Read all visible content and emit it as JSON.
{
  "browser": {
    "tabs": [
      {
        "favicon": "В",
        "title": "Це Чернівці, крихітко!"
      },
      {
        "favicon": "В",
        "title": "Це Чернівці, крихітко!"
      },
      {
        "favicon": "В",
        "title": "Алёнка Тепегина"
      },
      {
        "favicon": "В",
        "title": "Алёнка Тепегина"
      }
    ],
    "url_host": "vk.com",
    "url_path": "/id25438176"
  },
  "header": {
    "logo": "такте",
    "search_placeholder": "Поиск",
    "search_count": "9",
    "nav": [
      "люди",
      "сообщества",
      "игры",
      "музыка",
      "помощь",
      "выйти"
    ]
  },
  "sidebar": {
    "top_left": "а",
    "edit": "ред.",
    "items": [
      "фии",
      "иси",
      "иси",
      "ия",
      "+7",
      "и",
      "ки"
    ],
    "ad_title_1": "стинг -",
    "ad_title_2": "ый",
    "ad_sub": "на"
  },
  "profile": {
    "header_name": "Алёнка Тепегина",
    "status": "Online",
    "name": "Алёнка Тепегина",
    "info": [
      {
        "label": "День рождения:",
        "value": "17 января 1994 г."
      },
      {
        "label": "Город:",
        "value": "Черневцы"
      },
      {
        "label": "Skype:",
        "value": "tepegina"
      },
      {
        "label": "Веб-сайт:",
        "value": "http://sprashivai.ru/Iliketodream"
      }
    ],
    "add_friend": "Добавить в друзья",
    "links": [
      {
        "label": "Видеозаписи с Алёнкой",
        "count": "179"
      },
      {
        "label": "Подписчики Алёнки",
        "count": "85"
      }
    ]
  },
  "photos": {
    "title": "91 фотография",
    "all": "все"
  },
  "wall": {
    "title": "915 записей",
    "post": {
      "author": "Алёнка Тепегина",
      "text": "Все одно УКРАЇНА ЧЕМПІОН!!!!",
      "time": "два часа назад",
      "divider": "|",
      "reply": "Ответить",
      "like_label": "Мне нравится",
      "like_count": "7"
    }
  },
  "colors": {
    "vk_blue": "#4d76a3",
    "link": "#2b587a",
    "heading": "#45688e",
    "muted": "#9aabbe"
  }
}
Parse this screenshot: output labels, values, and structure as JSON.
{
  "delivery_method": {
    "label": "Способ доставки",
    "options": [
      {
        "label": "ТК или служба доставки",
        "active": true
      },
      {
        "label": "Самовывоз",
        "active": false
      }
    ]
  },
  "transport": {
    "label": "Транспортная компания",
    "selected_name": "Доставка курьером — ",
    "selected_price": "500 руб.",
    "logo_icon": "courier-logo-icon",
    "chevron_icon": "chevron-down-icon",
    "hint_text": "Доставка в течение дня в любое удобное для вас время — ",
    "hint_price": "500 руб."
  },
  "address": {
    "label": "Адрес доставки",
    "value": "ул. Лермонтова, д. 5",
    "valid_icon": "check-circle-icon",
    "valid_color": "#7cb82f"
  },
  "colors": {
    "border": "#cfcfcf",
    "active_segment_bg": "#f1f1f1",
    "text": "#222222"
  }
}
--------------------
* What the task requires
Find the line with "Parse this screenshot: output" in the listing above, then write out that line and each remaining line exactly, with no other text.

* Exercise solution
Parse this screenshot: output labels, values, and structure as JSON.
{
  "delivery_method": {
    "label": "Способ доставки",
    "options": [
      {
        "label": "ТК или служба доставки",
        "active": true
      },
      {
        "label": "Самовывоз",
        "active": false
      }
    ]
  },
  "transport": {
    "label": "Транспортная компания",
    "selected_name": "Доставка курьером — ",
    "selected_price": "500 руб.",
    "logo_icon": "courier-logo-icon",
    "chevron_icon": "chevron-down-icon",
    "hint_text": "Доставка в течение дня в любое удобное для вас время — ",
    "hint_price": "500 руб."
  },
  "address": {
    "label": "Адрес доставки",
    "value": "ул. Лермонтова, д. 5",
    "valid_icon": "check-circle-icon",
    "valid_color": "#7cb82f"
  },
  "colors": {
    "border": "#cfcfcf",
    "active_segment_bg": "#f1f1f1",
    "text": "#222222"
  }
}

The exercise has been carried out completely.